Approximately 17 percent of the UK’s households rent from the private sector, an increase from the 8 percent level through much of the 1990s.In London, the proportion of the population that rent privately has more than doubled from below 10 percent in 2001 to over 20 percent in 2011.
The increase in private renting has accelerated since the start of the financial crisis in 2008, and some experts now think that the pattern will continue to rise in the future due to housing shortages and the mortgage drought and rising costs.
This reflects a reversal in the trend of home ownership, which hit a peak of 69 percent of all UK households in 2001, but has currently dropped to below 65 percent.
The average household debt in Britain stands at £54,000, nearly twice the level seen a decade ago, according to a study by the Center for Social Justice (CSJ).
The CSJ also found that about 3.9 million British families lack enough savings to cover their mortgage or rent for more than a month.
It has been revealed that over 5,000 households are losing their homes every year because they cannot make their payments.
The news about soaring UK personal debt comes as Britons are struggling to cope with the ever rising cost of living.
The total personal debt in Britain has reached £1.43 trillion, almost as high as the country’s national economic output.
The government is spending £24 billion of taxpayers money on housing benefit most of which is going to landlords rather than towards building much needed homes. This is such a huge economic and social striking plaster and in no way a solution.
England’s distorted economic recovery is pushing an extra 310 working people a day on to housing benefit, and the rising rents in growth areas such as London are pushing more and more working people over the edge, forcing one working person every five minutes to turn to the Government for housing benefit to keep the roof over their heads. While the housing market in areas of growth is overheating, the story is very different in many other parts of England where green shoots are nowhere to be seen. High unemployment and low wages means families are desperately struggling to make ends meet.
I end this post with some real home truths, truths that should bring home the reality of what is going on in Britain today of a government who are following and implementing a very right wing ideological agenda which only Thatcher would be proud of if only she could crawl out of hell’s blast furnace.
The Bedroom Tax
Two thirds of households affected by the bedroom tax cannot find the money to pay their rents and 66% of residents in social housing hit by the tax are in rent arrears.
More than one in seven households (15%) received an eviction risk letter by October 2013 are were in real danger of losing their homes.
Waiting list and Numbers
4.5 million people are on a waiting list for social housing in England.
1.8 million families are on a waiting list for social housing in England.
48,510 and rising is the number of registered homeless families in England.

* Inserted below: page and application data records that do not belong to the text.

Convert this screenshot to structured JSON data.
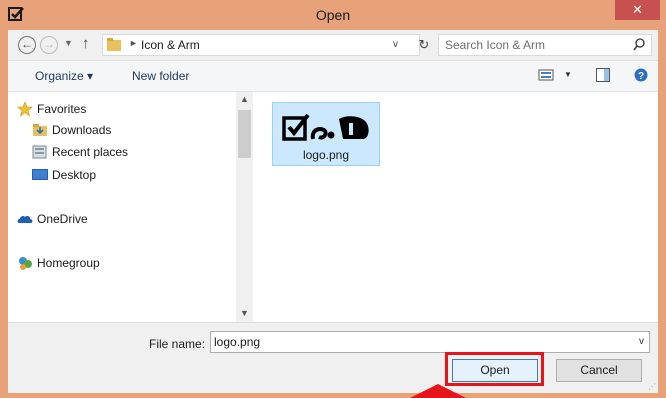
{
  "window": {
    "title": "Open",
    "close_label": "✕"
  },
  "address": {
    "path": "Icon & Arm",
    "search_placeholder": "Search Icon & Arm"
  },
  "toolbar": {
    "organize_label": "Organize ▾",
    "new_folder_label": "New folder"
  },
  "navigation": {
    "items": [
      {
        "label": "Favorites",
        "icon": "star-icon"
      },
      {
        "label": "Downloads",
        "icon": "downloads-folder-icon"
      },
      {
        "label": "Recent places",
        "icon": "recent-places-icon"
      },
      {
        "label": "Desktop",
        "icon": "desktop-icon"
      },
      {
        "label": "OneDrive",
        "icon": "onedrive-icon"
      },
      {
        "label": "Homegroup",
        "icon": "homegroup-icon"
      }
    ]
  },
  "files": [
    {
      "name": "logo.png",
      "selected": true
    }
  ],
  "bottom": {
    "file_name_label": "File name:",
    "file_name_value": "logo.png",
    "open_label": "Open",
    "cancel_label": "Cancel"
  },
  "colors": {
    "frame": "#e8a27a",
    "close": "#c75050",
    "selection": "#cce8ff",
    "highlight": "#e8141b"
  }
}
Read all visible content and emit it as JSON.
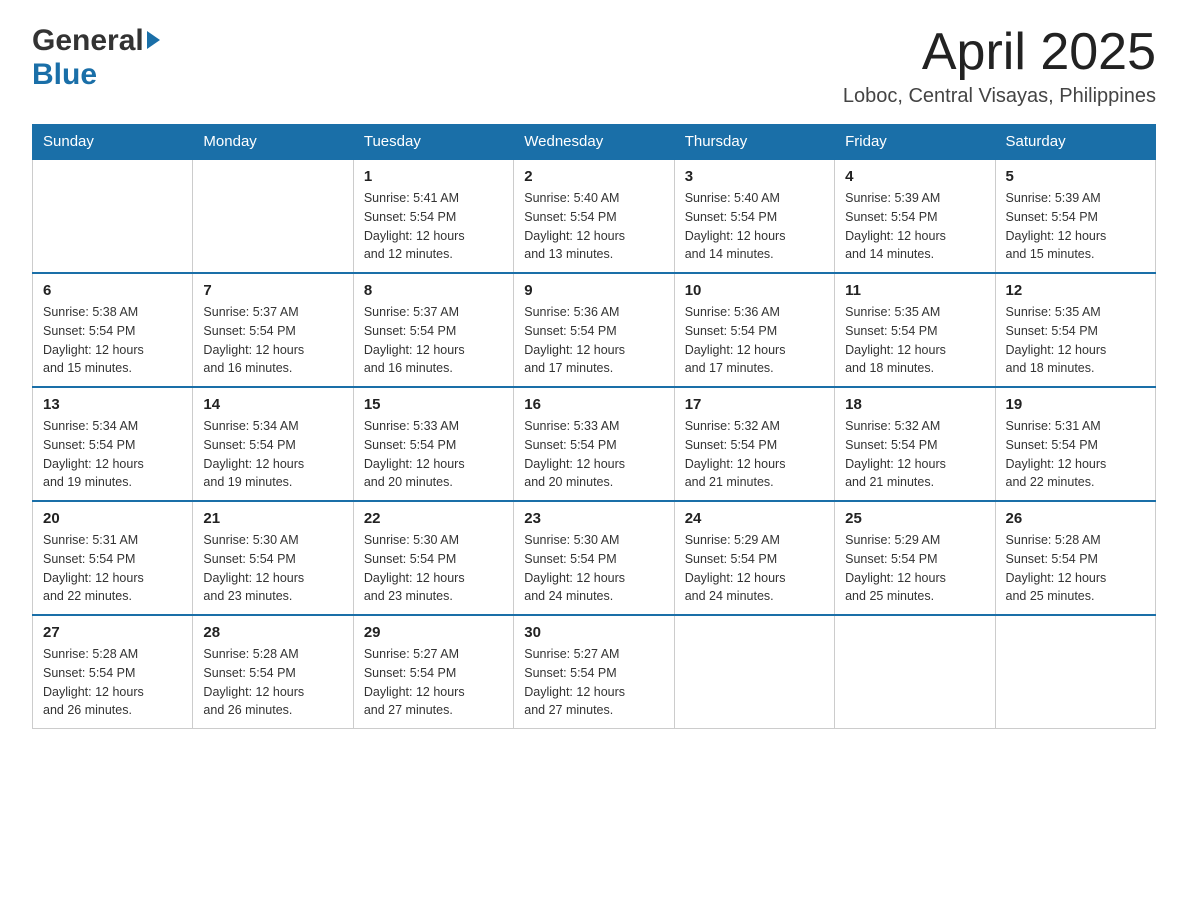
{
  "header": {
    "month_title": "April 2025",
    "location": "Loboc, Central Visayas, Philippines",
    "logo_general": "General",
    "logo_blue": "Blue"
  },
  "days_of_week": [
    "Sunday",
    "Monday",
    "Tuesday",
    "Wednesday",
    "Thursday",
    "Friday",
    "Saturday"
  ],
  "weeks": [
    [
      {
        "day": "",
        "info": ""
      },
      {
        "day": "",
        "info": ""
      },
      {
        "day": "1",
        "info": "Sunrise: 5:41 AM\nSunset: 5:54 PM\nDaylight: 12 hours\nand 12 minutes."
      },
      {
        "day": "2",
        "info": "Sunrise: 5:40 AM\nSunset: 5:54 PM\nDaylight: 12 hours\nand 13 minutes."
      },
      {
        "day": "3",
        "info": "Sunrise: 5:40 AM\nSunset: 5:54 PM\nDaylight: 12 hours\nand 14 minutes."
      },
      {
        "day": "4",
        "info": "Sunrise: 5:39 AM\nSunset: 5:54 PM\nDaylight: 12 hours\nand 14 minutes."
      },
      {
        "day": "5",
        "info": "Sunrise: 5:39 AM\nSunset: 5:54 PM\nDaylight: 12 hours\nand 15 minutes."
      }
    ],
    [
      {
        "day": "6",
        "info": "Sunrise: 5:38 AM\nSunset: 5:54 PM\nDaylight: 12 hours\nand 15 minutes."
      },
      {
        "day": "7",
        "info": "Sunrise: 5:37 AM\nSunset: 5:54 PM\nDaylight: 12 hours\nand 16 minutes."
      },
      {
        "day": "8",
        "info": "Sunrise: 5:37 AM\nSunset: 5:54 PM\nDaylight: 12 hours\nand 16 minutes."
      },
      {
        "day": "9",
        "info": "Sunrise: 5:36 AM\nSunset: 5:54 PM\nDaylight: 12 hours\nand 17 minutes."
      },
      {
        "day": "10",
        "info": "Sunrise: 5:36 AM\nSunset: 5:54 PM\nDaylight: 12 hours\nand 17 minutes."
      },
      {
        "day": "11",
        "info": "Sunrise: 5:35 AM\nSunset: 5:54 PM\nDaylight: 12 hours\nand 18 minutes."
      },
      {
        "day": "12",
        "info": "Sunrise: 5:35 AM\nSunset: 5:54 PM\nDaylight: 12 hours\nand 18 minutes."
      }
    ],
    [
      {
        "day": "13",
        "info": "Sunrise: 5:34 AM\nSunset: 5:54 PM\nDaylight: 12 hours\nand 19 minutes."
      },
      {
        "day": "14",
        "info": "Sunrise: 5:34 AM\nSunset: 5:54 PM\nDaylight: 12 hours\nand 19 minutes."
      },
      {
        "day": "15",
        "info": "Sunrise: 5:33 AM\nSunset: 5:54 PM\nDaylight: 12 hours\nand 20 minutes."
      },
      {
        "day": "16",
        "info": "Sunrise: 5:33 AM\nSunset: 5:54 PM\nDaylight: 12 hours\nand 20 minutes."
      },
      {
        "day": "17",
        "info": "Sunrise: 5:32 AM\nSunset: 5:54 PM\nDaylight: 12 hours\nand 21 minutes."
      },
      {
        "day": "18",
        "info": "Sunrise: 5:32 AM\nSunset: 5:54 PM\nDaylight: 12 hours\nand 21 minutes."
      },
      {
        "day": "19",
        "info": "Sunrise: 5:31 AM\nSunset: 5:54 PM\nDaylight: 12 hours\nand 22 minutes."
      }
    ],
    [
      {
        "day": "20",
        "info": "Sunrise: 5:31 AM\nSunset: 5:54 PM\nDaylight: 12 hours\nand 22 minutes."
      },
      {
        "day": "21",
        "info": "Sunrise: 5:30 AM\nSunset: 5:54 PM\nDaylight: 12 hours\nand 23 minutes."
      },
      {
        "day": "22",
        "info": "Sunrise: 5:30 AM\nSunset: 5:54 PM\nDaylight: 12 hours\nand 23 minutes."
      },
      {
        "day": "23",
        "info": "Sunrise: 5:30 AM\nSunset: 5:54 PM\nDaylight: 12 hours\nand 24 minutes."
      },
      {
        "day": "24",
        "info": "Sunrise: 5:29 AM\nSunset: 5:54 PM\nDaylight: 12 hours\nand 24 minutes."
      },
      {
        "day": "25",
        "info": "Sunrise: 5:29 AM\nSunset: 5:54 PM\nDaylight: 12 hours\nand 25 minutes."
      },
      {
        "day": "26",
        "info": "Sunrise: 5:28 AM\nSunset: 5:54 PM\nDaylight: 12 hours\nand 25 minutes."
      }
    ],
    [
      {
        "day": "27",
        "info": "Sunrise: 5:28 AM\nSunset: 5:54 PM\nDaylight: 12 hours\nand 26 minutes."
      },
      {
        "day": "28",
        "info": "Sunrise: 5:28 AM\nSunset: 5:54 PM\nDaylight: 12 hours\nand 26 minutes."
      },
      {
        "day": "29",
        "info": "Sunrise: 5:27 AM\nSunset: 5:54 PM\nDaylight: 12 hours\nand 27 minutes."
      },
      {
        "day": "30",
        "info": "Sunrise: 5:27 AM\nSunset: 5:54 PM\nDaylight: 12 hours\nand 27 minutes."
      },
      {
        "day": "",
        "info": ""
      },
      {
        "day": "",
        "info": ""
      },
      {
        "day": "",
        "info": ""
      }
    ]
  ]
}
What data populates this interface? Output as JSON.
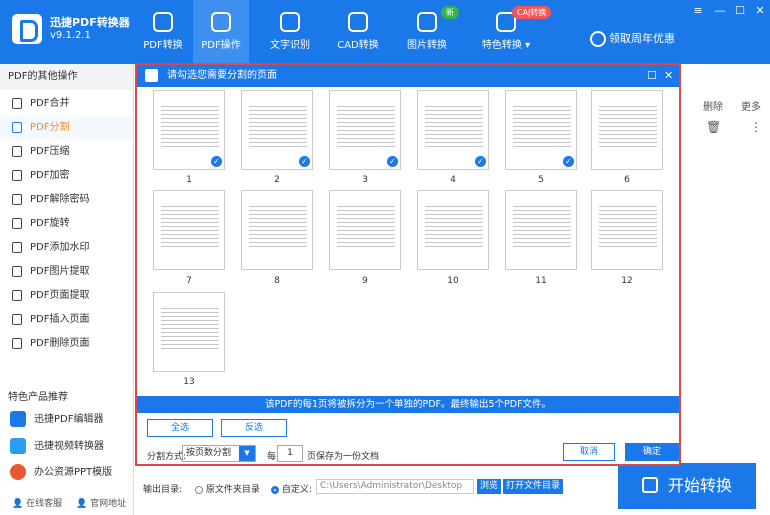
{
  "app": {
    "name": "迅捷PDF转换器",
    "version": "v9.1.2.1"
  },
  "nav": [
    {
      "label": "PDF转换",
      "icon": "convert-icon"
    },
    {
      "label": "PDF操作",
      "icon": "pdf-operate-icon",
      "active": true
    },
    {
      "label": "文字识别",
      "icon": "ocr-icon"
    },
    {
      "label": "CAD转换",
      "icon": "cad-icon"
    },
    {
      "label": "图片转换",
      "icon": "image-icon",
      "badge": "新"
    },
    {
      "label": "特色转换",
      "icon": "special-icon",
      "badge": "CAJ转换"
    }
  ],
  "promo": "领取周年优惠",
  "sidebar": {
    "heading": "PDF的其他操作",
    "items": [
      {
        "label": "PDF合并",
        "icon": "merge-icon"
      },
      {
        "label": "PDF分割",
        "icon": "split-icon",
        "active": true
      },
      {
        "label": "PDF压缩",
        "icon": "compress-icon"
      },
      {
        "label": "PDF加密",
        "icon": "lock-icon"
      },
      {
        "label": "PDF解除密码",
        "icon": "unlock-icon"
      },
      {
        "label": "PDF旋转",
        "icon": "rotate-icon"
      },
      {
        "label": "PDF添加水印",
        "icon": "watermark-icon"
      },
      {
        "label": "PDF图片提取",
        "icon": "image-extract-icon"
      },
      {
        "label": "PDF页面提取",
        "icon": "page-extract-icon"
      },
      {
        "label": "PDF插入页面",
        "icon": "insert-page-icon"
      },
      {
        "label": "PDF删除页面",
        "icon": "delete-page-icon"
      }
    ],
    "products_heading": "特色产品推荐",
    "products": [
      "迅捷PDF编辑器",
      "迅捷视频转换器",
      "办公资源PPT模版"
    ],
    "footer": [
      "在线客服",
      "官网地址"
    ]
  },
  "table_cols": {
    "delete": "删除",
    "more": "更多"
  },
  "dialog": {
    "title": "请勾选您需要分割的页面",
    "pages": [
      {
        "n": "1",
        "checked": true
      },
      {
        "n": "2",
        "checked": true
      },
      {
        "n": "3",
        "checked": true
      },
      {
        "n": "4",
        "checked": true
      },
      {
        "n": "5",
        "checked": true
      },
      {
        "n": "6",
        "checked": false
      },
      {
        "n": "7",
        "checked": false
      },
      {
        "n": "8",
        "checked": false
      },
      {
        "n": "9",
        "checked": false
      },
      {
        "n": "10",
        "checked": false
      },
      {
        "n": "11",
        "checked": false
      },
      {
        "n": "12",
        "checked": false
      },
      {
        "n": "13",
        "checked": false
      }
    ],
    "info": "该PDF的每1页将被拆分为一个单独的PDF。最终输出5个PDF文件。",
    "select_all": "全选",
    "invert": "反选",
    "mode_label": "分割方式:",
    "mode_value": "按页数分割",
    "every": "每",
    "every_value": "1",
    "save_label": "页保存为一份文档",
    "cancel": "取消",
    "ok": "确定"
  },
  "output": {
    "label": "输出目录:",
    "opt_original": "原文件夹目录",
    "opt_custom": "自定义:",
    "path": "C:\\Users\\Administrator\\Desktop",
    "browse": "浏览",
    "open": "打开文件目录"
  },
  "start": "开始转换"
}
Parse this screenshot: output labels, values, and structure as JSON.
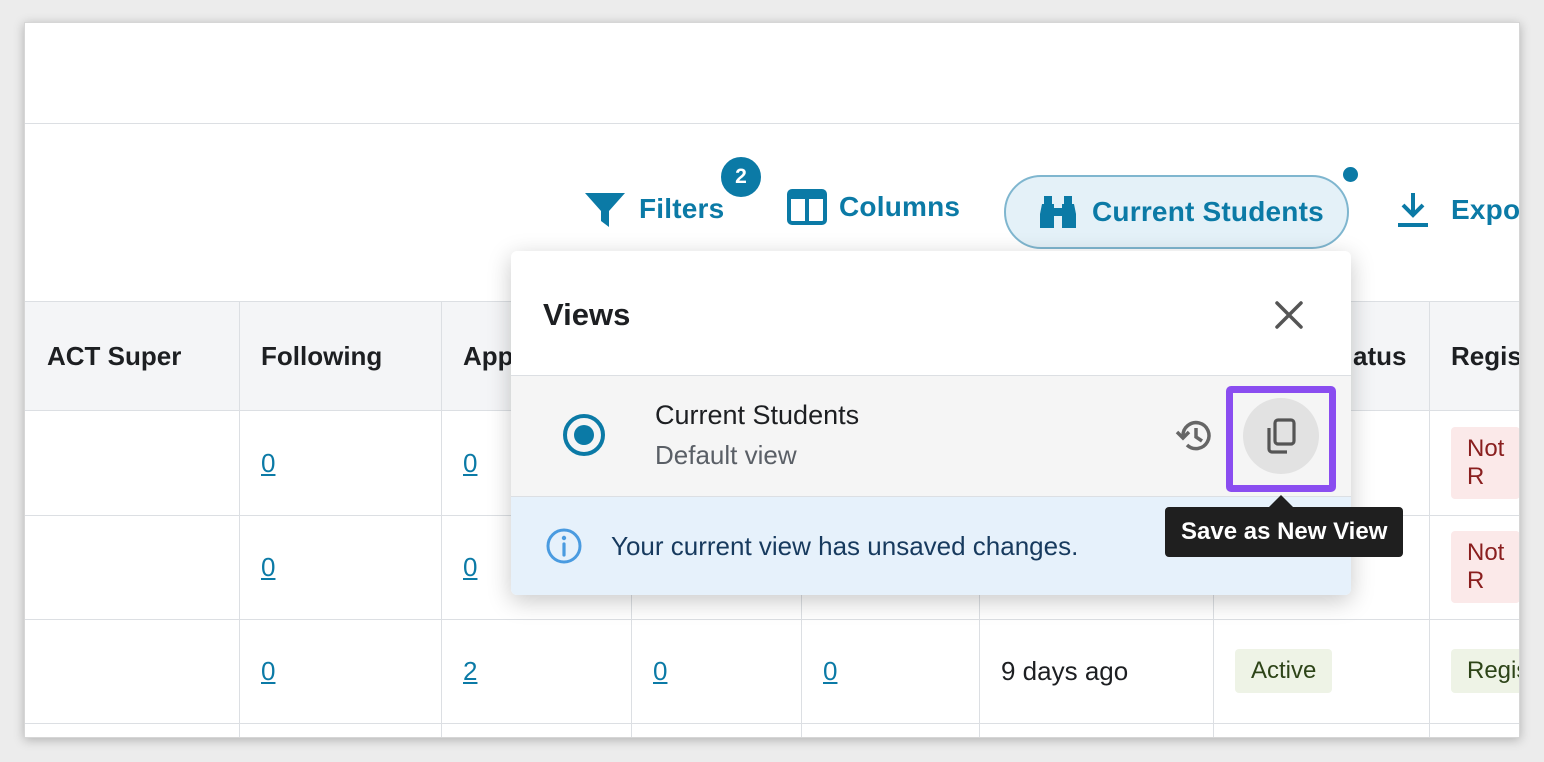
{
  "toolbar": {
    "filters_label": "Filters",
    "filters_badge": "2",
    "columns_label": "Columns",
    "current_view_label": "Current Students",
    "export_label": "Expor"
  },
  "table": {
    "headers": [
      "ACT Super",
      "Following",
      "App",
      "atus",
      "Regis"
    ],
    "rows": [
      {
        "following": "0",
        "app": "0",
        "reg": "Not R"
      },
      {
        "following": "0",
        "app": "0",
        "reg": "Not R"
      },
      {
        "following": "0",
        "app": "2",
        "c3": "0",
        "c4": "0",
        "last": "9 days ago",
        "status": "Active",
        "reg": "Regis"
      }
    ]
  },
  "views_popover": {
    "title": "Views",
    "view_name": "Current Students",
    "view_sub": "Default view",
    "notice": "Your current view has unsaved changes."
  },
  "tooltip": "Save as New View",
  "colors": {
    "accent": "#0b7aa6",
    "focus": "#8a4df0"
  }
}
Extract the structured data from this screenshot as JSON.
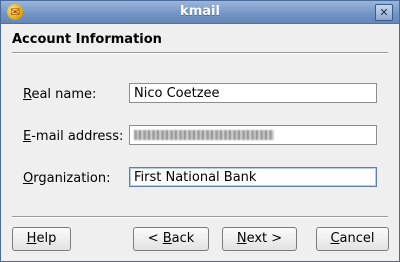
{
  "window": {
    "title": "kmail",
    "close_glyph": "✕",
    "app_icon": "kmail-app-icon"
  },
  "page": {
    "heading": "Account Information"
  },
  "form": {
    "real_name": {
      "label_accel": "R",
      "label_rest": "eal name:",
      "value": "Nico Coetzee"
    },
    "email": {
      "label_accel": "E",
      "label_rest": "-mail address:",
      "value": ""
    },
    "organization": {
      "label_accel": "O",
      "label_rest": "rganization:",
      "value": "First National Bank"
    }
  },
  "buttons": {
    "help": {
      "accel": "H",
      "rest": "elp"
    },
    "back_prefix": "< ",
    "back": {
      "accel": "B",
      "rest": "ack"
    },
    "next": {
      "accel": "N",
      "rest": "ext"
    },
    "next_suffix": " >",
    "cancel": {
      "accel": "C",
      "rest": "ancel"
    }
  }
}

65% increase in private sector rents since 2001.
Increase in average earnings 35% since 2001
29 is now the average age of a first time buyer and 37 with the helping hand of parents.
2.5 billion is the estimated annual health costs of poor housing.